Arthur Rimbaud, far-seeing prodigy, “has been memorialized in song and story as few in history,” writes Wyatt Mason in an introduction to the poet’s complete works; “the thumbnail of his legend has proved irresistible.” The poet, we often hear, ended his brief but brilliant literary career when he ran off to the Horn of Africa and became a gunrunner... or some other sort of adventurous outlaw character many miles removed, it seems, from the intense symbolist hero of Illuminations and A Season in Hell.
Rimbaud's break with poetry was so decisive, so abrupt, that critics have spent decades trying to account for what one “hyperbolic assessment” deemed as having “caused more lasting, widespread consternation than the break-up of the Beatles.” What could have caused the young libertine, so drawn to urban voyeurism and the skewering of the local bourgeoisie, to disappear from society for an anonymous, rootless life?
On the other hand, in revisiting the poetry we find—amidst the grotesque, hallucinogenic reveries—that “travel, adventure, and departure on various levels are thematic concerns that run through much of Rimbaud”: from 1871’s “The Drunken Boat” to A Season in Hell’s “Farewell,” in which the poet writes, “The time has come to bury my imagination and my memories! A fitting end for an artist and teller of tales.”
He was only 18 then, in 1873, when he wrote his farewell. Two years later, he would finally end his violent tumultuous relationship with Paul Verlaine, and embark on a series of voyages, first by foot all over Europe, then to the Dutch East Indies, Cyprus, Yemen, and finally Abyssinia (modern day Ethiopia), where he settled in Harar, struck up a friendship with the governor (the father of future Emperor Haile Selassie), and became a highly-regarded coffee trader, and yes, gun dealer.
Rimbaud may have left poetry behind, deciding he had realized all he could in language. But he had not given up on approaching his experience aesthetically. Only, instead of trying “to invent new flowers, new stars, new flesh, new tongues,” as he wrote in “Farewell,” he had evidently decided to take the world in on its own terms. He documented his findings in essays on geography and travel accounts and, in 1883, several photographs, including two self-portraits he sent to his mother in May, writing, “Enclosed are two photographs of me which I took.”
You can see one of those portraits at the top of the post, and the other, in much worse shape, below it, and a third self-portrait just below. The “circumstances in which the photographs were taken are quite mysterious,” writes Lucille Pennel at The Eye of Photography.
Starting in 1882, Rimbaud became fascinated with the new technology. He ordered a camera in Lyon in order to illustrate a book on “Harar and the Gallas country,” a camera he received only in early 1883. He also ordered specialized books and photo processing equipment.

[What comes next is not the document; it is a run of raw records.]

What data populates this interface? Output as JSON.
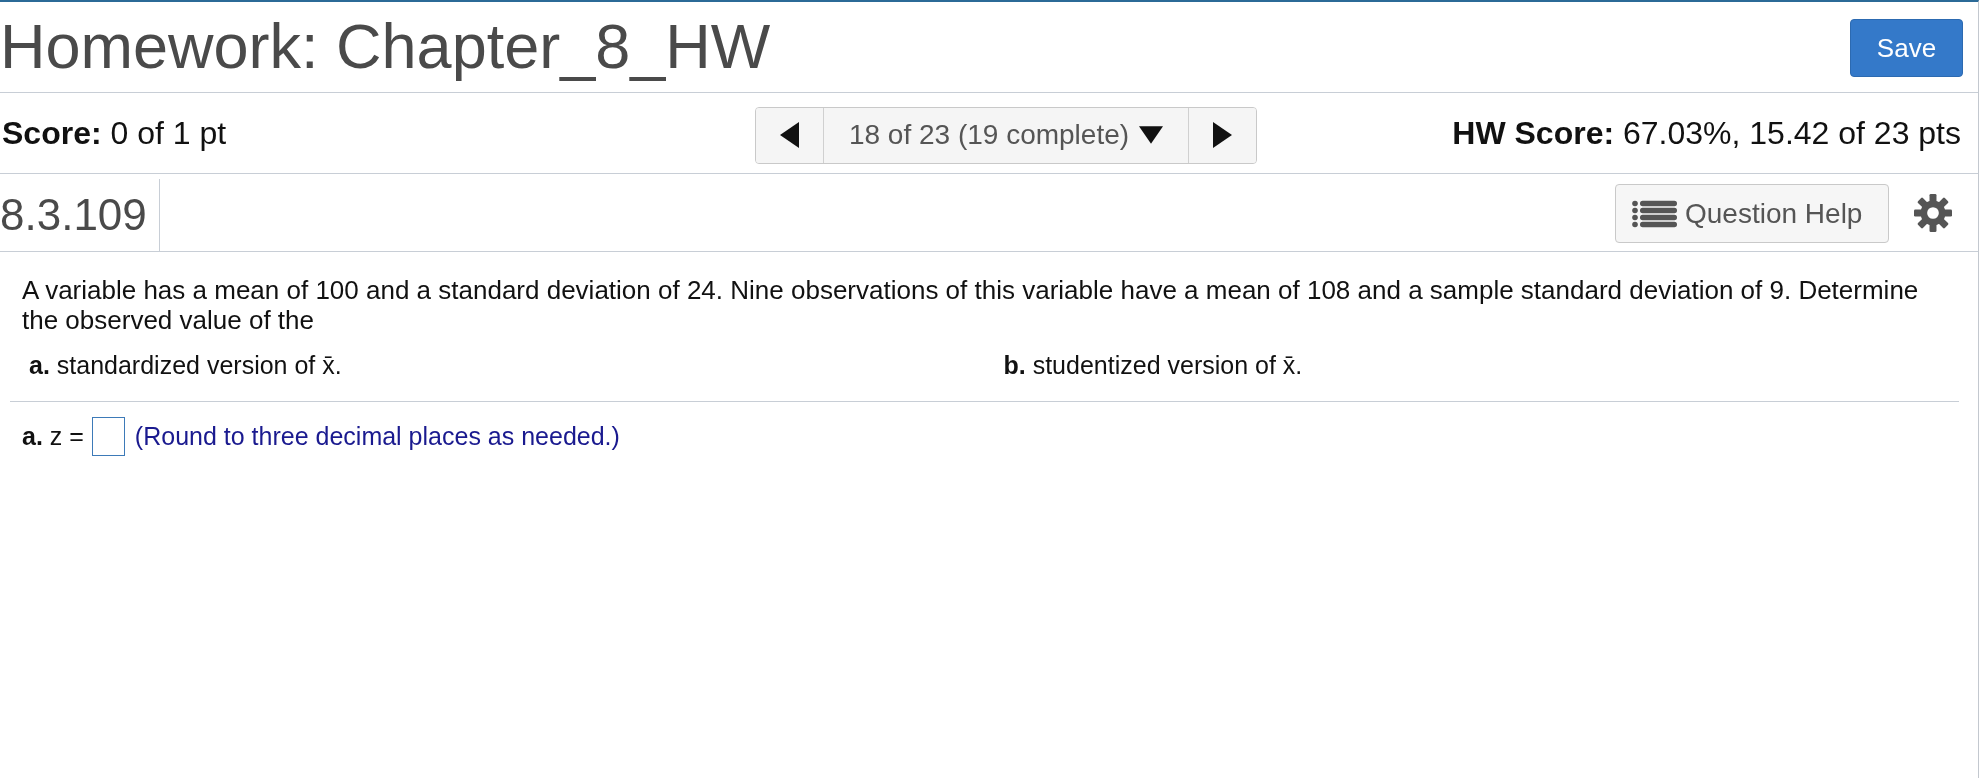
{
  "header": {
    "title": "Homework: Chapter_8_HW",
    "save_button": "Save"
  },
  "score_bar": {
    "score": "**Score:** 0 of 1 pt",
    "navigator": {
      "position": "18 of 23 (19 complete)"
    },
    "hw_score": "**HW Score:** 67.03%, 15.42 of 23 pts"
  },
  "question_bar": {
    "number": "8.3.109",
    "help_button": "Question Help"
  },
  "question": {
    "text": "A variable has a mean of 100 and a standard deviation of 24. Nine observations of this variable have a mean of 108 and a sample standard deviation of 9. Determine the observed value of the",
    "parts": [
      "**a.** standardized version of x̄.",
      "**b.** studentized version of x̄."
    ]
  },
  "answer": {
    "label": "**a.** z =",
    "hint": "(Round to three decimal places as needed.)"
  }
}
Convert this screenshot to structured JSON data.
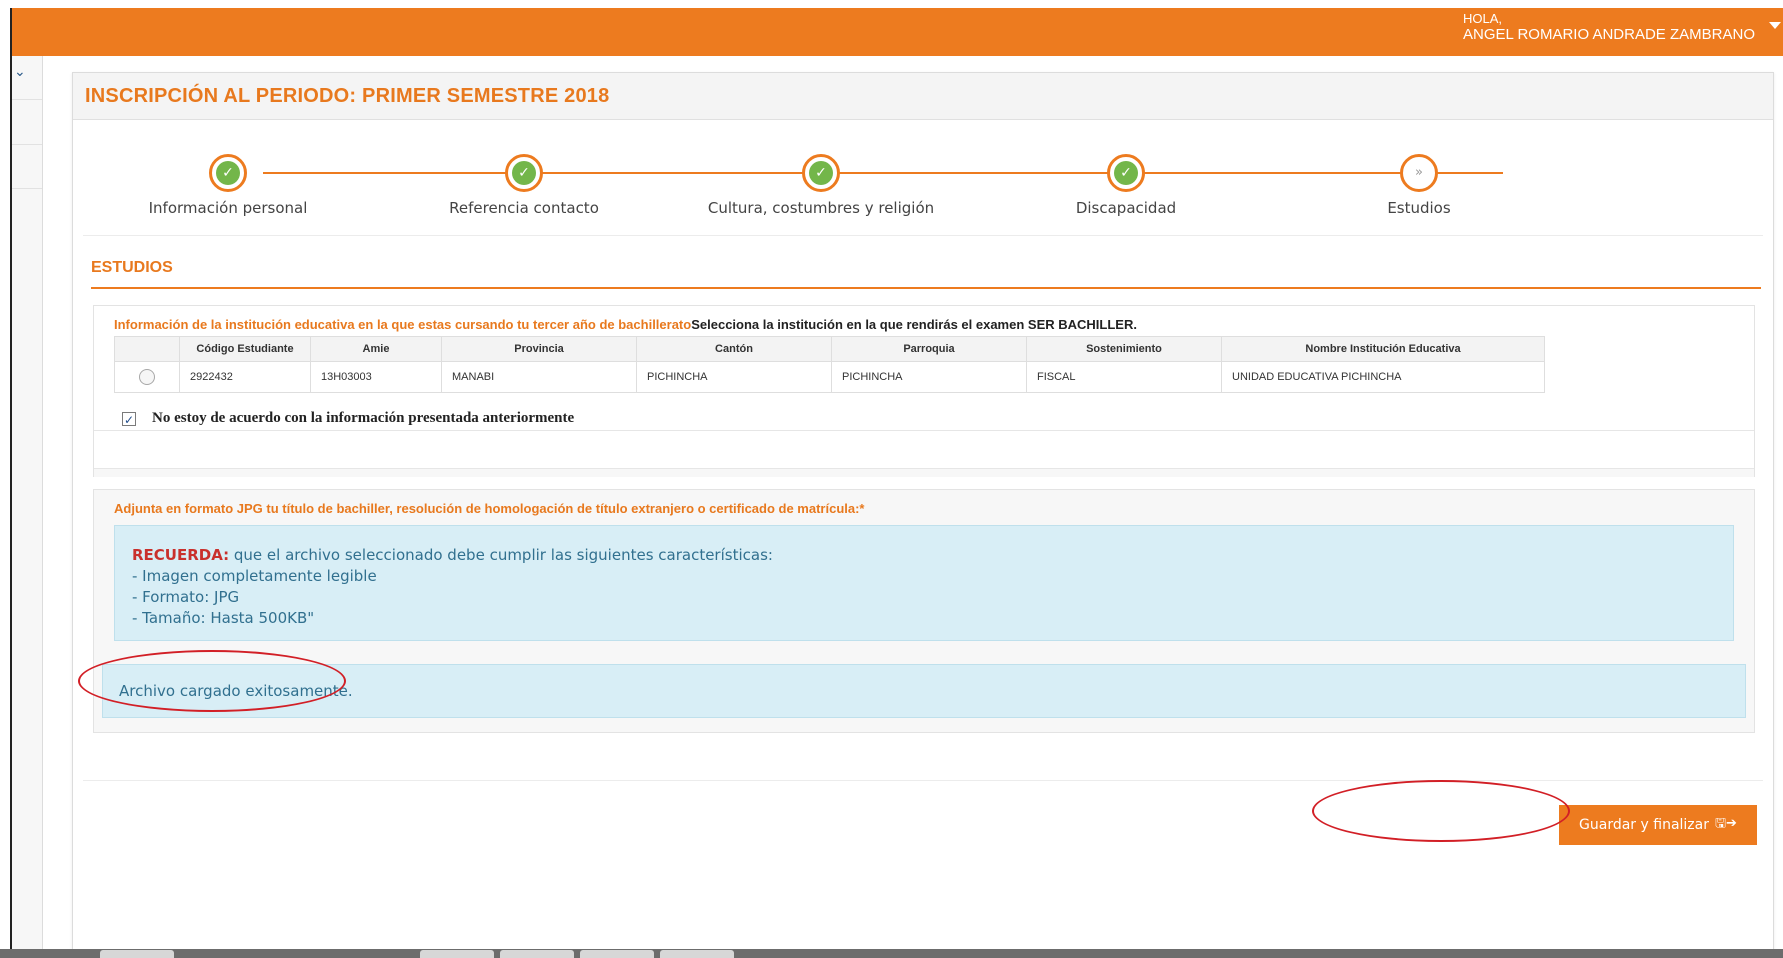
{
  "header": {
    "greeting": "HOLA,",
    "user_name": "ANGEL ROMARIO ANDRADE ZAMBRANO",
    "accent_color": "#ed7b1f"
  },
  "sidebar": {
    "toggle_icon": "chevron-down-icon"
  },
  "page": {
    "title": "INSCRIPCIÓN AL PERIODO: PRIMER SEMESTRE 2018"
  },
  "steps": [
    {
      "label": "Información personal",
      "status": "completed"
    },
    {
      "label": "Referencia contacto",
      "status": "completed"
    },
    {
      "label": "Cultura, costumbres y religión",
      "status": "completed"
    },
    {
      "label": "Discapacidad",
      "status": "completed"
    },
    {
      "label": "Estudios",
      "status": "current",
      "icon_text": "»"
    }
  ],
  "section": {
    "title": "ESTUDIOS"
  },
  "institution": {
    "intro": "Información de la institución educativa en la que estas cursando tu tercer año de bachillerato",
    "instruction": "Selecciona la institución en la que rendirás el examen SER BACHILLER.",
    "table": {
      "headers": [
        "Código Estudiante",
        "Amie",
        "Provincia",
        "Cantón",
        "Parroquia",
        "Sostenimiento",
        "Nombre Institución Educativa"
      ],
      "rows": [
        [
          "2922432",
          "13H03003",
          "MANABI",
          "PICHINCHA",
          "PICHINCHA",
          "FISCAL",
          "UNIDAD EDUCATIVA PICHINCHA"
        ]
      ]
    },
    "disagree_checked": true,
    "disagree_mark": "✓",
    "disagree_label": "No estoy de acuerdo con la información presentada anteriormente"
  },
  "attachment": {
    "label": "Adjunta en formato JPG tu título de bachiller, resolución de homologación de título extranjero o certificado de matrícula:*",
    "reminder": {
      "prefix": "RECUERDA:",
      "text": " que el archivo seleccionado debe cumplir las siguientes características:",
      "items": [
        "- Imagen completamente legible",
        "- Formato: JPG",
        "- Tamaño: Hasta 500KB\""
      ]
    },
    "success_message": "Archivo cargado exitosamente."
  },
  "actions": {
    "save_label": "Guardar y finalizar",
    "save_icons": "🖫➔"
  },
  "annotation_color": "#d21f26"
}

The planned scientific publication was never realized, and the six photographs are the only trace of Rimbaud’s activity.
“I am not yet well established, nor aware of things,” Rimbaud wrote in the letter to his mother, "But I will be soon, and I will send you some interesting things.” It’s not exactly clear why Rimbaud abandoned his photographic endeavors. He had approached the pursuit not only as hobby, but also as a commercial venture, writing in his letter, “Here everyone wants to be photographed. They even offer one guinea a photograph.”
The comment leads Pennel to conclude “there must have been other photographs, but any trace of them is lost, raising doubts about the degree of Rimbaud’s engagement with photography.”
Perhaps, however, he’d simply decided that he’d done all he could do with the medium, and let it go with a graceful farewell. History, posterity, the cementing of a reputation---these are phenomena that seemed of little interest to Rimbaud. “What will become of the world when you leave?” he had written in “Youth, IV”—“No matter what happens, no trace of now will remain.” In a historical irony, Rimbaud’s photographs “were developed in ‘filthy water,’” notes Pennel, meaning they “will continue to fade until the images are all gone. They are as fleeting as the man with the soles of wind.”
If we wish to see them in person, the time is short. The photo at the top of the post now resides at the Bibliothèque Nationale de France. The other six are housed at the Arthur Rimbaud Museum in Charleville-Mézières.